What would be the best way to play this. I can’t find any etf’s that track just the USA/CAD pair but lots that track the USD
DLR does what you want I think
With an opening declaration that I am a newbie to investing and learning about fundamental and technical analyses, my limited experience seems to indicate two major influences on the CA$. From a fundamental standpoint, the Govenor of the Bank of Canada plucked our loonie’s wings at the par level and sent it into a crash dive with his stated preferred target in the lower 90 cent level against the US$…all in the guise of fiscal and economic stability for our trade balances. I also suspect that the Bank of Canada’s tweakings behind the scene with their market levers have also contributed towards its sustained fall and restrained increases.
Secondly, on a technical basis, I follow the price of crude oil as well as the price of gas at the pumps for quick reality checks. The CA$ is seemingly tied directly to the hip of oil. While supply and demand are always primary influences, so are world tensions especially if there are possibilities of oil supply disruptions. As well, bringing it back to the US$, the price of oil can also be affected by the strength/weakness of US$, and hence back into more market mish-mashing until our shy loonie can find a sheltered perch.
Thoughtful commentary–thanks Michael.

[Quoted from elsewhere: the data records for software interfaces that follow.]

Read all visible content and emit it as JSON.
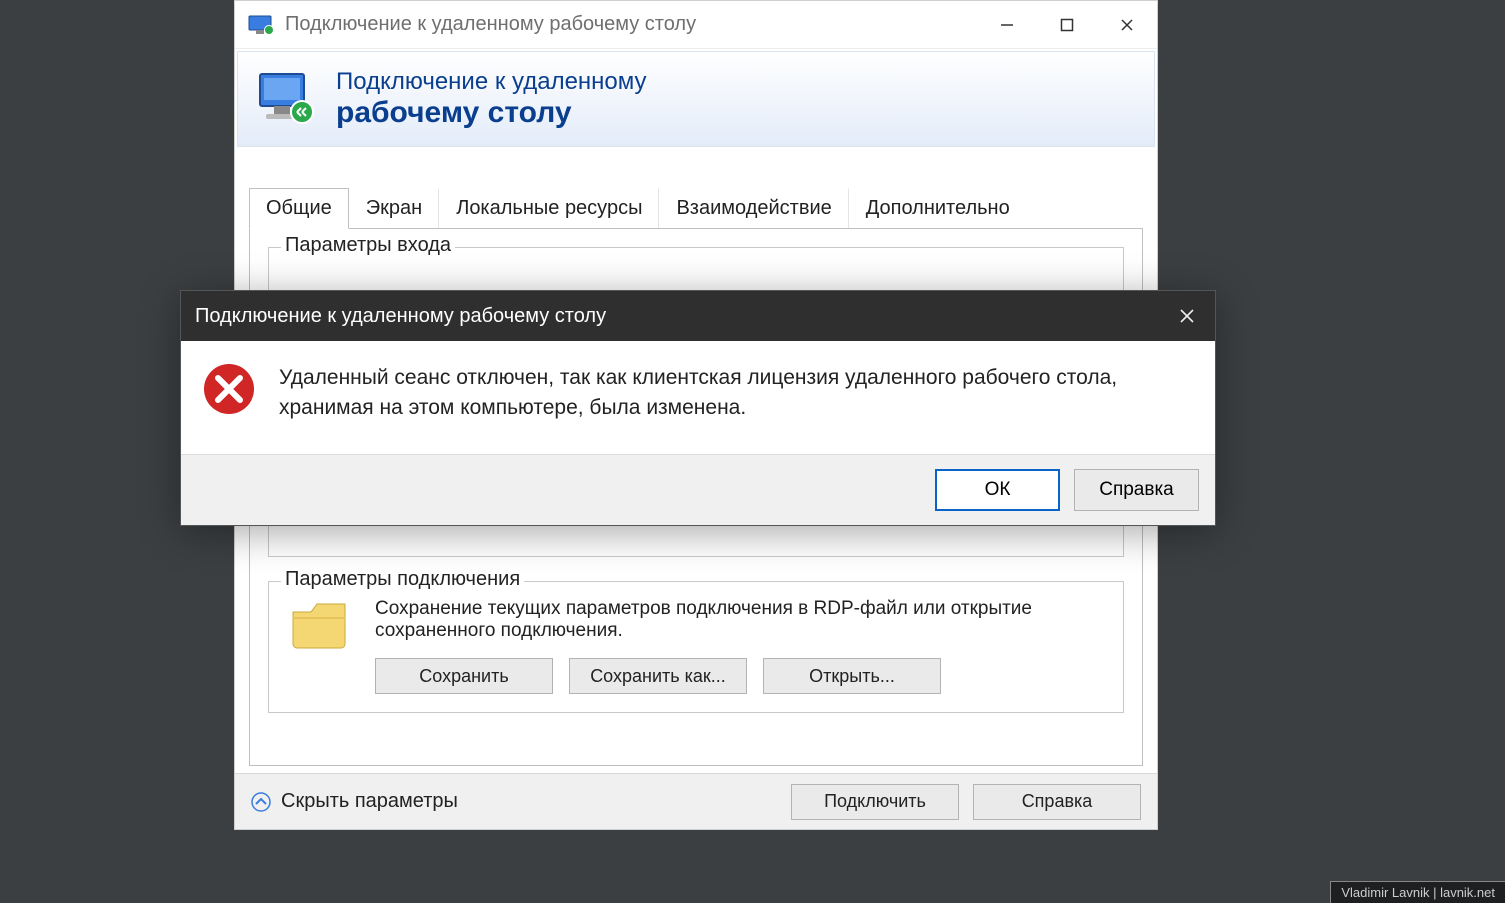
{
  "main": {
    "titlebar_text": "Подключение к удаленному рабочему столу",
    "banner_line1": "Подключение к удаленному",
    "banner_line2": "рабочему столу",
    "tabs": {
      "general": "Общие",
      "screen": "Экран",
      "local_resources": "Локальные ресурсы",
      "experience": "Взаимодействие",
      "advanced": "Дополнительно"
    },
    "login_group_legend": "Параметры входа",
    "conn_group": {
      "legend": "Параметры подключения",
      "description": "Сохранение текущих параметров подключения в RDP-файл или открытие сохраненного подключения.",
      "save": "Сохранить",
      "save_as": "Сохранить как...",
      "open": "Открыть..."
    },
    "footer": {
      "hide_params": "Скрыть параметры",
      "connect": "Подключить",
      "help": "Справка"
    }
  },
  "dialog": {
    "title": "Подключение к удаленному рабочему столу",
    "message": "Удаленный сеанс отключен, так как клиентская лицензия удаленного рабочего стола, хранимая на этом компьютере, была изменена.",
    "ok": "ОК",
    "help": "Справка"
  },
  "watermark": "Vladimir Lavnik | lavnik.net"
}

And true, thee is a big link between commodities and the loonie. Although there are other factors as you mention (monetary policy, etc) that drive the relationships of the loonie vs the USD or other currencies (including those currencies on their own).
You will find that technical build in a lot of the “why” factors behind a move–from a purist’s point of view, the charts will tell you most of what you need to know to trade—having said that, we blend technical with fundamentals here at ValueTrend (hence our name…Value & Trend)